A super important one is to exercise. Make sure you’re taking care of your body. If you’re not, then you’re not taking care of your mind. Sometimes this can be time consuming, so break it up throughout the day. Rather than carving out an hour to go to the gym, do push ups (sit ups, jog in place, etc) every hour. It doesn’t take up that much time anymore. And in those few seconds you spare to exercise, your mind is clear. Note- Throwing a one song dance party is an acceptable form of cardio.
Reach a goal. It doesn’t have to be something crazy hard or time consuming like finishing a novel. It could be as easy as taking out the trash or staying off the internet for an hour (okay this one might not be as easy). But writing down a goal and getting to check it off brings a great sense of accomplishment that is inspiring. That feeling is indescribable.
All or any of these things will help keep you creative, even if you don’t necessarily have the time (or energy, in my case) to work creatively.
4 thoughts on “Staying Creative (When You’re Busy)”
Timely post.

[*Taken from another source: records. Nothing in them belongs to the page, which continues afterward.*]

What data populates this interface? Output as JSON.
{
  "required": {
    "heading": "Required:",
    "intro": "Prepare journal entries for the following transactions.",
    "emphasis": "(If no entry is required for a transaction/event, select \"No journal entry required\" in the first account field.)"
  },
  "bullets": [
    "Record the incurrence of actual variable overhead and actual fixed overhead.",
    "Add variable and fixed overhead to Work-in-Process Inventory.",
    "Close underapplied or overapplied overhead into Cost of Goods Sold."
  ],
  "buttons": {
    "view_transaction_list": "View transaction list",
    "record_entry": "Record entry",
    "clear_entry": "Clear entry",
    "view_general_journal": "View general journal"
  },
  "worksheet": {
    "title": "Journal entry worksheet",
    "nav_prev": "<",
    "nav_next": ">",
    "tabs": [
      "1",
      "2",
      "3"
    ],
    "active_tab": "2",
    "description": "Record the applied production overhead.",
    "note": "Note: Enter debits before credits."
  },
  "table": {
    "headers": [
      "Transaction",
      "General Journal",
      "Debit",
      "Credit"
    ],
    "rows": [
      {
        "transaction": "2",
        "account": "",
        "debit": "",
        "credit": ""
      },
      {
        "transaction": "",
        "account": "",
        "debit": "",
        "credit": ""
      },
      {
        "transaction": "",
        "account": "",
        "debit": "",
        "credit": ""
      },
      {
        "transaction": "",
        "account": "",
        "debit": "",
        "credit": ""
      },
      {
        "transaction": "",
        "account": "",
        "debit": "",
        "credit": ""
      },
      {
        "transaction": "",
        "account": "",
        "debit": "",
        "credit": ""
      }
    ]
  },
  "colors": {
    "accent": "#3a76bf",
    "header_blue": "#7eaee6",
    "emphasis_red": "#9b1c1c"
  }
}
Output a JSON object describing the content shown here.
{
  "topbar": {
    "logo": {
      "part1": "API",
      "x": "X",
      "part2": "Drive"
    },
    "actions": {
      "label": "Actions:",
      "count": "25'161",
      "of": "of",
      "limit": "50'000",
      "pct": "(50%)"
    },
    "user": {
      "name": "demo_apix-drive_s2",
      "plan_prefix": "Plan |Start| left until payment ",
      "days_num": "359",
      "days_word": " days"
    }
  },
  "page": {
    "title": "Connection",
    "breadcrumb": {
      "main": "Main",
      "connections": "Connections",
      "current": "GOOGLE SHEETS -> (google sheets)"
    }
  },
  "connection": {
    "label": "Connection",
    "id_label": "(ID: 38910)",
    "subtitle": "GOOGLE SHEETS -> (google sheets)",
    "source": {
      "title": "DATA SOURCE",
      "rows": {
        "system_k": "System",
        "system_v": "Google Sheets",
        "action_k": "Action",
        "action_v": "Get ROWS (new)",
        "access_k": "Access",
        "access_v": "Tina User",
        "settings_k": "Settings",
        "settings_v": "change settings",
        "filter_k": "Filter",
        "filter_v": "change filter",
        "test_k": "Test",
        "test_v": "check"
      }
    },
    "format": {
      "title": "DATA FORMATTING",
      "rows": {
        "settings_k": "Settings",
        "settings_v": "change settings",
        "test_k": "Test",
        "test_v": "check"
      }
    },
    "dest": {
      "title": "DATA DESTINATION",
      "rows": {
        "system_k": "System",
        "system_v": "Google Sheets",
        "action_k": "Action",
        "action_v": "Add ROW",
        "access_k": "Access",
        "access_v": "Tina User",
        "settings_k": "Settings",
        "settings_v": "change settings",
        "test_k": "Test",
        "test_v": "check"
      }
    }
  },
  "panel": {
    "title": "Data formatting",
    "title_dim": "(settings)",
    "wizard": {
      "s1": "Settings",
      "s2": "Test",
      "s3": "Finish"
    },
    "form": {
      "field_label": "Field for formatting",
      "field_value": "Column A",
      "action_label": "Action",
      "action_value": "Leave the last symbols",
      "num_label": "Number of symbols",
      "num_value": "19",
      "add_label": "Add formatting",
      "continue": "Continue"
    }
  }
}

I'm still trying to find a balance. My current WIP is starting to annoy me. I could (a) push through it and *hope* I don't get burned out, or (b) give it a break and lose the momentum I've built up.
Le sigh. In the mean time, I've been getting my creativity fix from adding video/audio to my blog. Hopefully I'll soon come back to the WIP with renewed creativity 😉
I loved reading through your list of things to do to keep your creative juices going when you are not writing.
*whew* Lots of things!
I read with great interest about playing the piano. My Mom played for the church throughout our childhood and she practiced often. Those songs play throughout my head now and all through my life. I still see myself walking across the missile deck on a ship in the middle of the night, a .45 slung on my side as I protected nuclear warheads from theft, singing those old songs to the beat of Mom's playing!
Have you thought of buying a portable Piano Keyboard? They don't take up a lot of room for you can stow them standing on end and then unfold the platform and plug it in when you are reading to play.
I work on my inventions or other electric and mechanical things when I am not writing. I also take my books to read and study.
Anyway, I loved reading your blog! Thanks for sharing.
I've been trying to slowly teach myself to sketch because I have fleeting pipe dreams of illustrating textbooks (or just educational blog posts) one day. Due to my limited time, it's not going very well.
What's going great is my love for foreign languages. Thanks to Duolingo, I've managed to become semi-fluent in Portuguese over the last year. It's how I keep creative.
I find it’s easier to work with an empty page when I wake up. When I’m writing-heavy, I try to wake up early before work and write three pages in a distraction-free environment. When I come home, I go through the ideas and build on what morsels are working.
Good thoughts on writing on paper, but it can be time intensive to copy those down onto a computer. Have you considered trying a distraction-free device? My wife and I use a Pomera DM20 when we don’t want distractions or while we travel. The keyboard is in Japanese, but the UI can be toggled to English and is easy enough to figure out, with a little practice. I plan on posting instructions to our blog soon.
The DM20 is here, if you’re interested: http://www.amazon.com/KINGJIM-digital-Pomera-DM20-Lizard/dp/B002YQ2Z6A I’ve heard about a lot of other devices, but this one is perfect for light travel.